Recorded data
%%

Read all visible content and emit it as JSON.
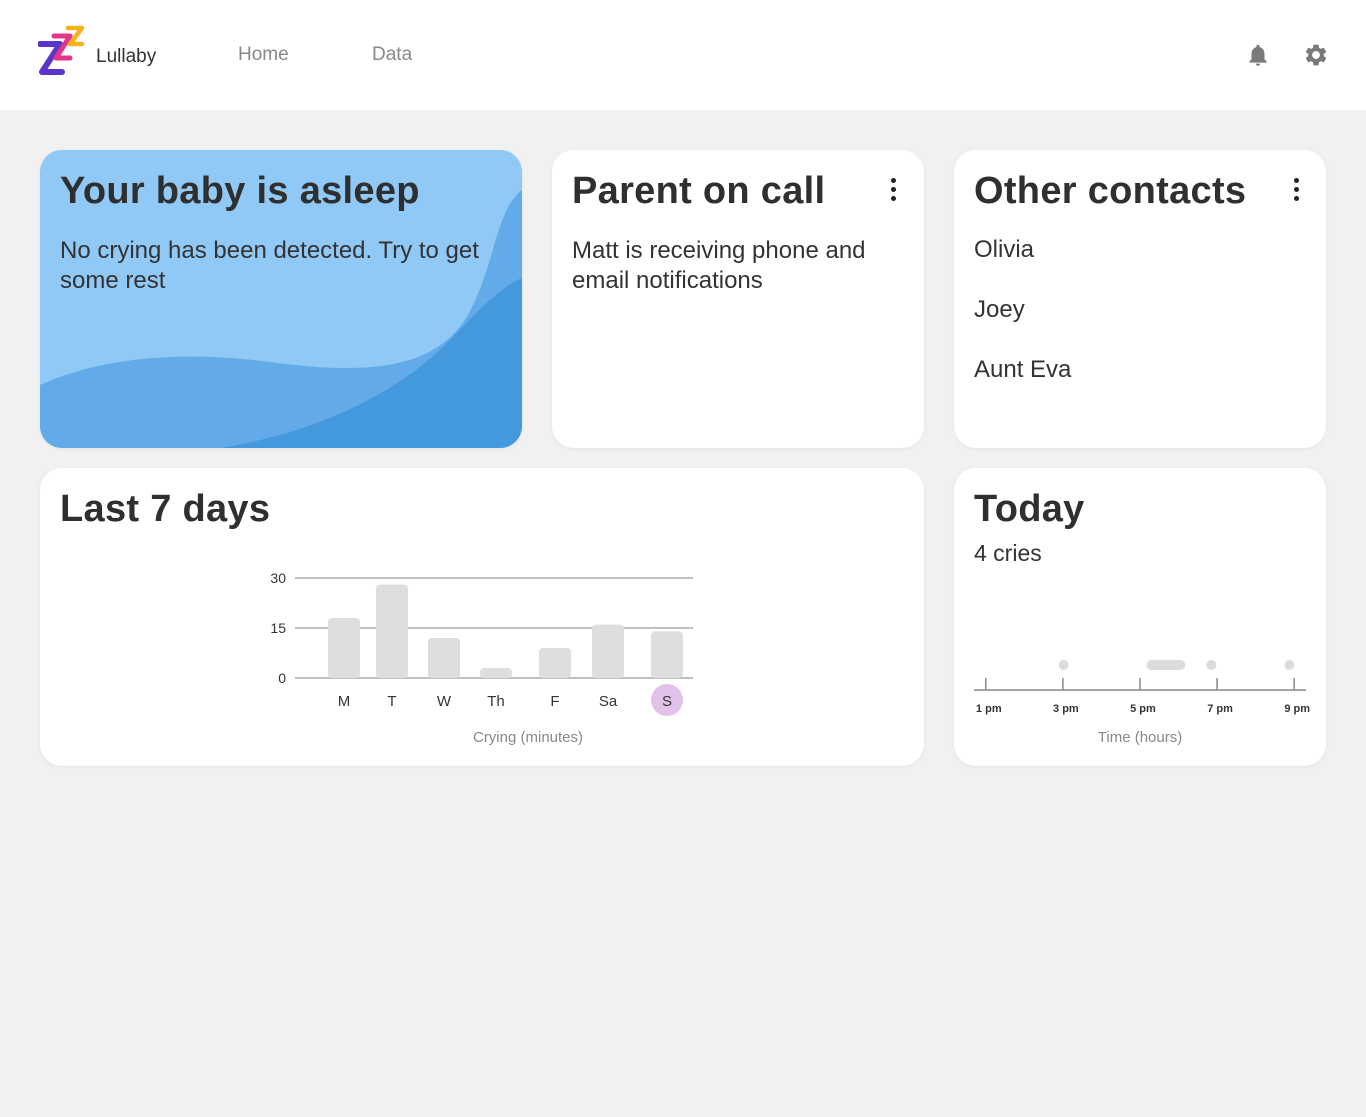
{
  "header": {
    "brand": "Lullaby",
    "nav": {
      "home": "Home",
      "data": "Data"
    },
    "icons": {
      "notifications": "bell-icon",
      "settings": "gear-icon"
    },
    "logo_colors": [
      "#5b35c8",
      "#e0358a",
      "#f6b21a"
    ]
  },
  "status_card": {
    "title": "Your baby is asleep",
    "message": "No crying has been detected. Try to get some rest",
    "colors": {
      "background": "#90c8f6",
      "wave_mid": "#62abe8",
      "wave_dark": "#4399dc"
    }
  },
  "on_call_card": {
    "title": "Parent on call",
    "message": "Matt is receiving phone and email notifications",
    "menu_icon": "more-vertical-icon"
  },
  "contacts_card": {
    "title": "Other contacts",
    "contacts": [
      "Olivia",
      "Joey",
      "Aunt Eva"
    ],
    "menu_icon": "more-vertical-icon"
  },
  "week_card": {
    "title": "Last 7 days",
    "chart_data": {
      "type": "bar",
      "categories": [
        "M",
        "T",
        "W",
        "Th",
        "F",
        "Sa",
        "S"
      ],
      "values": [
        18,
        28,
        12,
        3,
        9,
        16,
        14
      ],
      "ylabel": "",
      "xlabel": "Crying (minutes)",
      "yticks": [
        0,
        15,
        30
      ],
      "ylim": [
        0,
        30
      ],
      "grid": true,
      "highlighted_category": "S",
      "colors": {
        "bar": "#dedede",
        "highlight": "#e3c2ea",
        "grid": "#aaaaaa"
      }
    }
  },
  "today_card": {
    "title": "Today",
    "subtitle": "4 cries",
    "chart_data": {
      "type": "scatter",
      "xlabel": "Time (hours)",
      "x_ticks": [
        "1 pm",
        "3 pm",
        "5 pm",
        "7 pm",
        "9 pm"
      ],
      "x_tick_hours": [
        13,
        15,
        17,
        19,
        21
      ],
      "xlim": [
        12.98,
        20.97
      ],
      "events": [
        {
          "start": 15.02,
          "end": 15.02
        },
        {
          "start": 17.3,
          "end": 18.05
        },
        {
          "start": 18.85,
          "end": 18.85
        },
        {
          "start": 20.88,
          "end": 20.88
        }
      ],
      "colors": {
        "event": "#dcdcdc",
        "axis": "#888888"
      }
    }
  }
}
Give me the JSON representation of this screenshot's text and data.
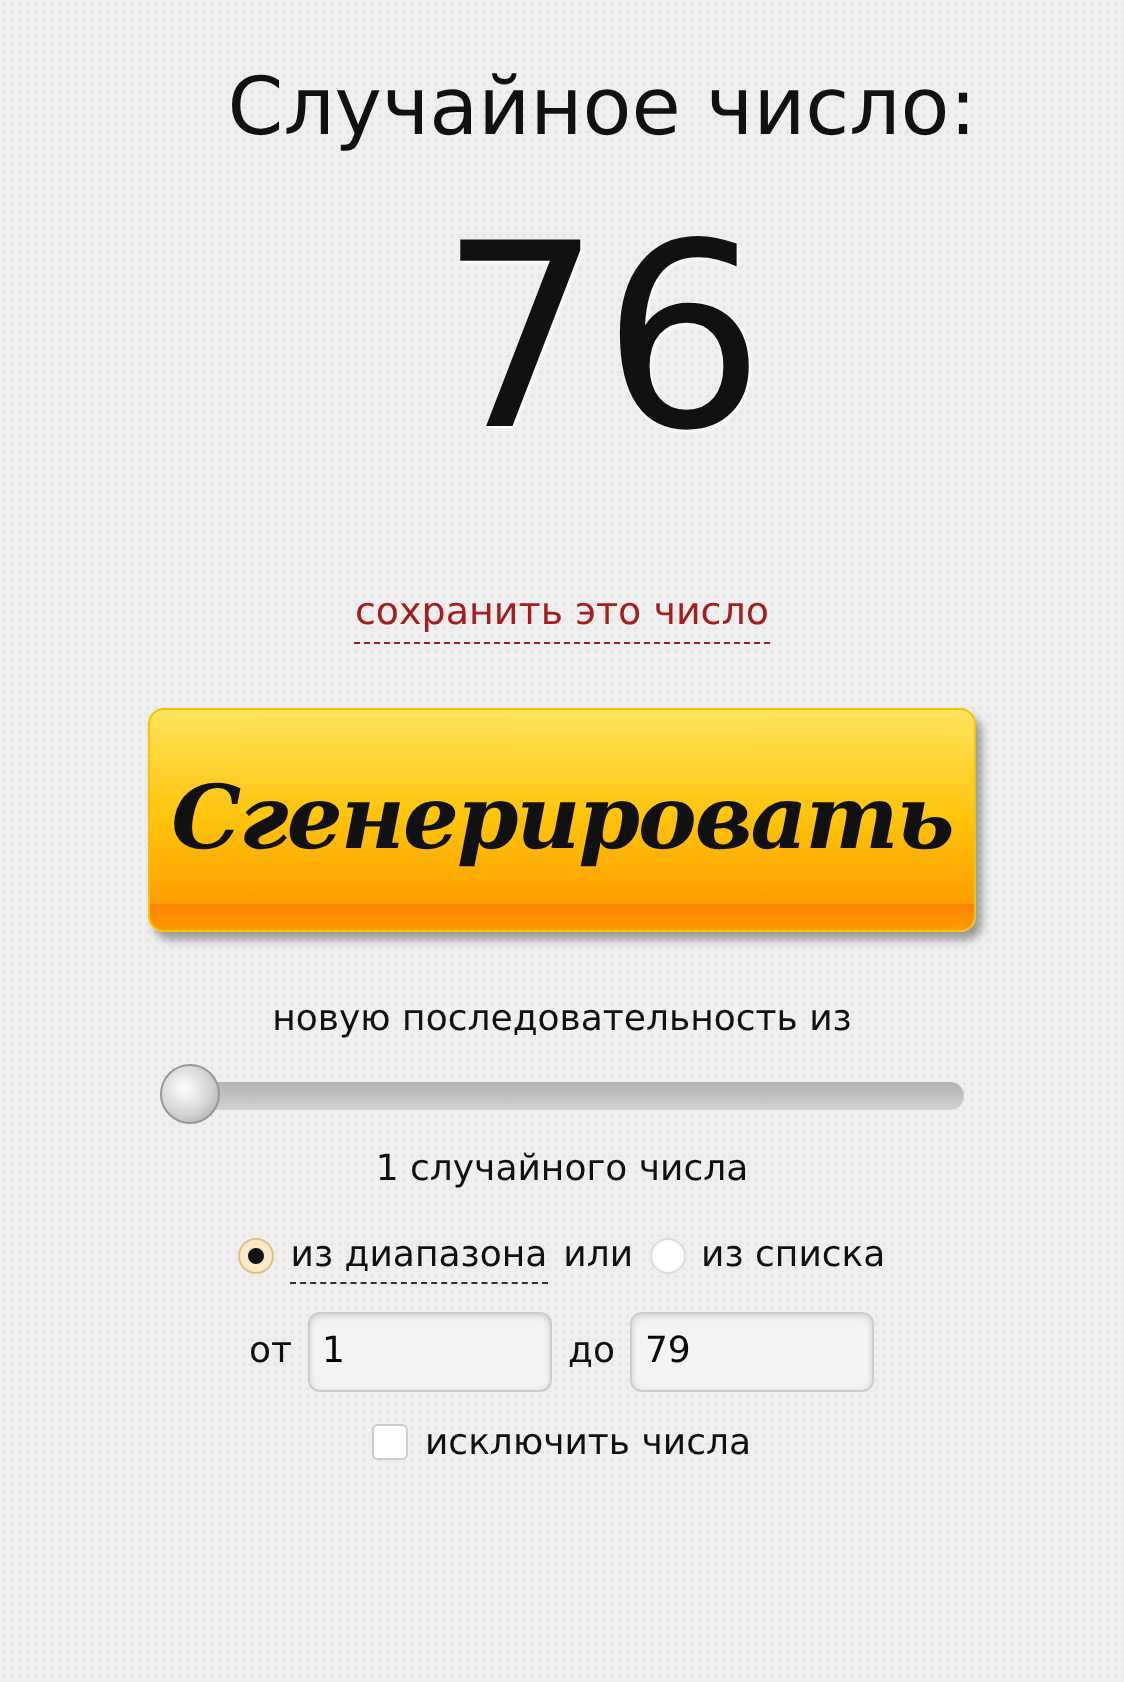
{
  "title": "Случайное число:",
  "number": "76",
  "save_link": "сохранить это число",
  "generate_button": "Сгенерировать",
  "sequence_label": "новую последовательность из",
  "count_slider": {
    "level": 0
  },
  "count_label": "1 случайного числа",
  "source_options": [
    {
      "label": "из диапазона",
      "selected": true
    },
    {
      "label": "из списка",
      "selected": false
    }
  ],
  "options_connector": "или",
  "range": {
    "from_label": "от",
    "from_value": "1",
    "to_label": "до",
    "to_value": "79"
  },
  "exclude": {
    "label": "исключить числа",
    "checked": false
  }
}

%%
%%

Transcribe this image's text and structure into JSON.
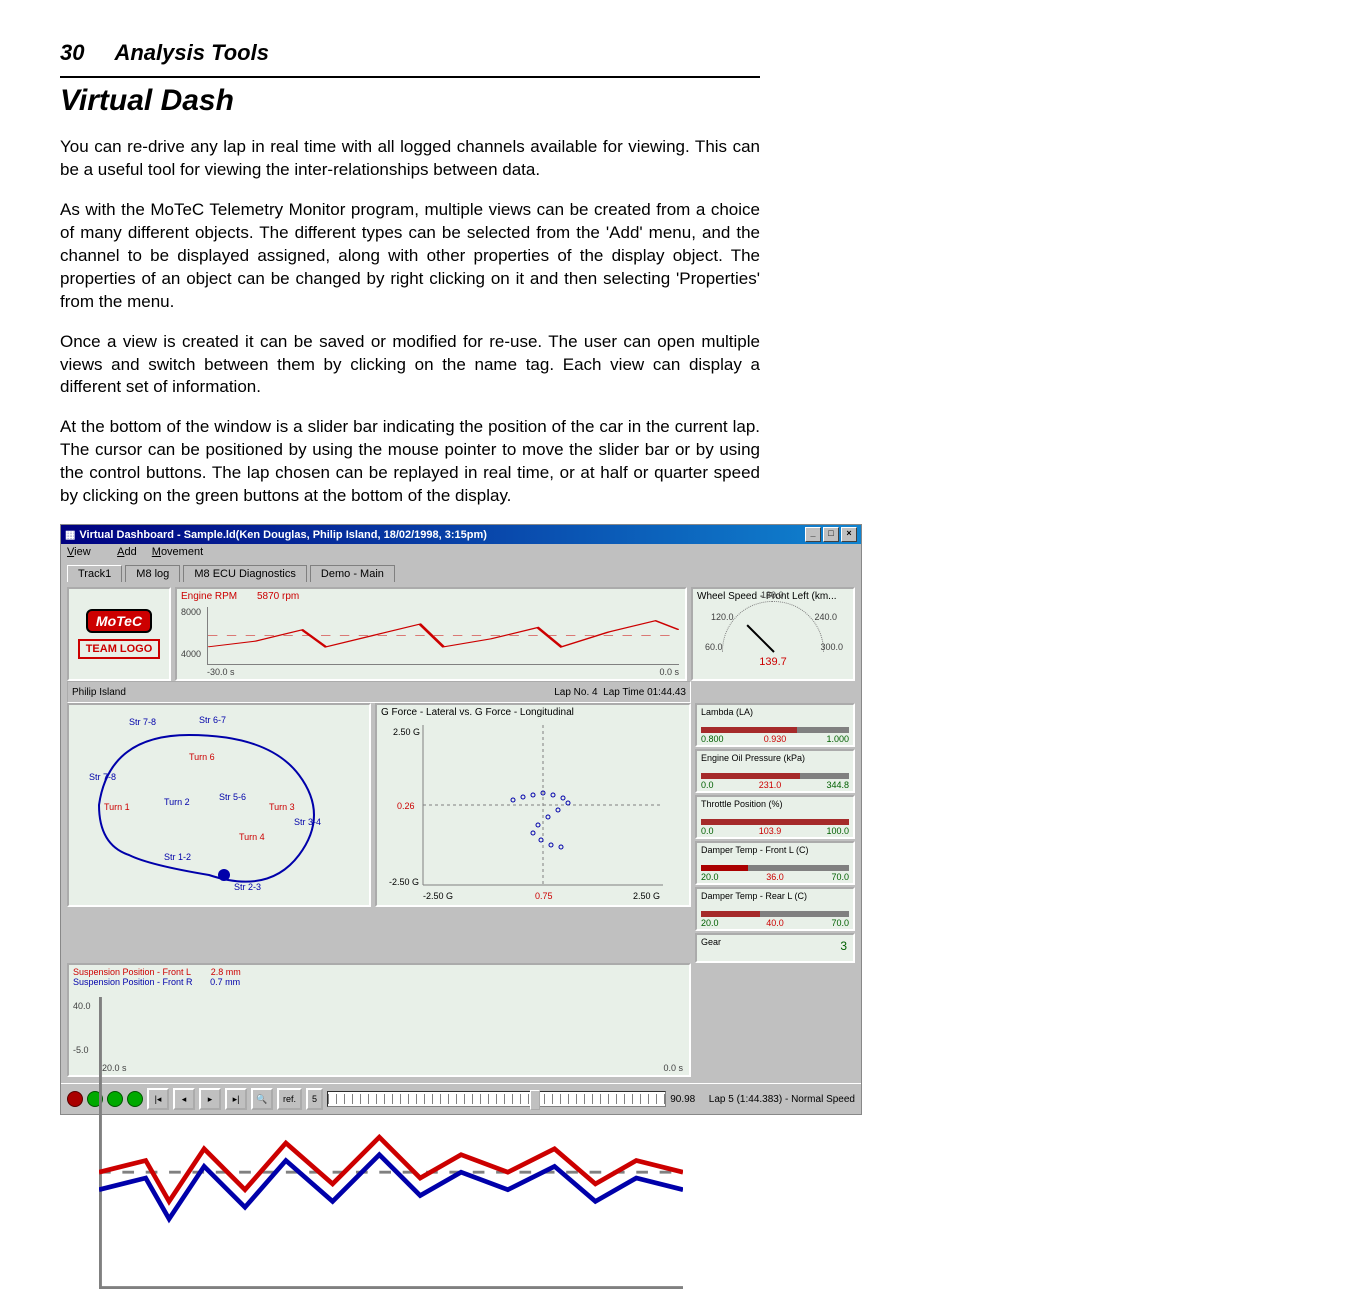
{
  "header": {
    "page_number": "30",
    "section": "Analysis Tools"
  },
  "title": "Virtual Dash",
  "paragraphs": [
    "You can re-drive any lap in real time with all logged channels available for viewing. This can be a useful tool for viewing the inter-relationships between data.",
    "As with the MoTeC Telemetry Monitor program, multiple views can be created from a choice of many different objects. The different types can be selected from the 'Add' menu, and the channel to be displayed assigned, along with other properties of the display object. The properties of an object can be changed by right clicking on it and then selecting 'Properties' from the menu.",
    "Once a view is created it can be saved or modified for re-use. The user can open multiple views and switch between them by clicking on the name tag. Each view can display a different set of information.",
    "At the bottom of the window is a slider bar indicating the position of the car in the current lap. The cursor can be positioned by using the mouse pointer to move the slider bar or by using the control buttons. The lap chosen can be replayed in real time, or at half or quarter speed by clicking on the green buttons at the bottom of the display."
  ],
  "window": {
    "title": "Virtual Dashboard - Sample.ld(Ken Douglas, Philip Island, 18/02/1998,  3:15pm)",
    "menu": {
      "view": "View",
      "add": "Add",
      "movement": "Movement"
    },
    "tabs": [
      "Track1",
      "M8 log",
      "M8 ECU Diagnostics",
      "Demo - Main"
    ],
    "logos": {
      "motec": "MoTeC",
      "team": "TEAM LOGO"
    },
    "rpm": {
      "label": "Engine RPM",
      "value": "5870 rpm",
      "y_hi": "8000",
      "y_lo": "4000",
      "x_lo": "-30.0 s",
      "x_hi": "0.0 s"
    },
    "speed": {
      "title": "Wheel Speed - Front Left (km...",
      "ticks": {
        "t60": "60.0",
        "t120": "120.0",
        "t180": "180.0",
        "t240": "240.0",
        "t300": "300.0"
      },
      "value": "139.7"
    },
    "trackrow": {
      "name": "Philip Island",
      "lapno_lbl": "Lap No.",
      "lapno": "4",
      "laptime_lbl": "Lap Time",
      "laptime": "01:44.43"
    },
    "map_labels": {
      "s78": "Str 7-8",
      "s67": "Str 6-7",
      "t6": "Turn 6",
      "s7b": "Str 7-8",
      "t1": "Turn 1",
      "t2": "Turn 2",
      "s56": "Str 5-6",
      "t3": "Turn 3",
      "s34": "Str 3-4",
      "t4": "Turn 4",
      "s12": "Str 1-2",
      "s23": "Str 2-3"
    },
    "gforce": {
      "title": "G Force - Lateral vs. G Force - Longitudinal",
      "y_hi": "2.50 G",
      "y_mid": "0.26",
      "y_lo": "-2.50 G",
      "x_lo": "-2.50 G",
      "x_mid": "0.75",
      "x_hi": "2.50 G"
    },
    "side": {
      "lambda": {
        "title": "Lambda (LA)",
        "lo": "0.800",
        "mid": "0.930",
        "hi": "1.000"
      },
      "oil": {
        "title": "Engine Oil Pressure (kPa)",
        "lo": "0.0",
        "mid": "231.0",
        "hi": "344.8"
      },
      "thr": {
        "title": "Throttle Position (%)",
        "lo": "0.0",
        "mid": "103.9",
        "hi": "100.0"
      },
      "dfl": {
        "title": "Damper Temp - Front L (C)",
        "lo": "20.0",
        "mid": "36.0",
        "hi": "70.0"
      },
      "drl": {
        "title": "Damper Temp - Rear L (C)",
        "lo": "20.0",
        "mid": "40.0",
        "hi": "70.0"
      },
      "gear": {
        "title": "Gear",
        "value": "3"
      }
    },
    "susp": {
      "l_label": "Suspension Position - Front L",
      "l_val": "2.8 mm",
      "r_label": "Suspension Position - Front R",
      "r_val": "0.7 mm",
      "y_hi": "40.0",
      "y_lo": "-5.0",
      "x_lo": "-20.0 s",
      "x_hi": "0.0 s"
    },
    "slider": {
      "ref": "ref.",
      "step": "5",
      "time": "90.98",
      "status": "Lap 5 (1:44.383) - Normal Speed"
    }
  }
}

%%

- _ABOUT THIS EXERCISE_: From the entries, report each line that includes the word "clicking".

- _PROBLEM SOLUTION_:
    "As with the MoTeC Telemetry Monitor program, multiple views can be created from a choice of many different objects. The different types can be selected from the 'Add' menu, and the channel to be displayed assigned, along with other properties of the display object. The properties of an object can be changed by right clicking on it and then selecting 'Properties' from the menu.",
    "Once a view is created it can be saved or modified for re-use. The user can open multiple views and switch between them by clicking on the name tag. Each view can display a different set of information.",
    "At the bottom of the window is a slider bar indicating the position of the car in the current lap. The cursor can be positioned by using the mouse pointer to move the slider bar or by using the control buttons. The lap chosen can be replayed in real time, or at half or quarter speed by clicking on the green buttons at the bottom of the display."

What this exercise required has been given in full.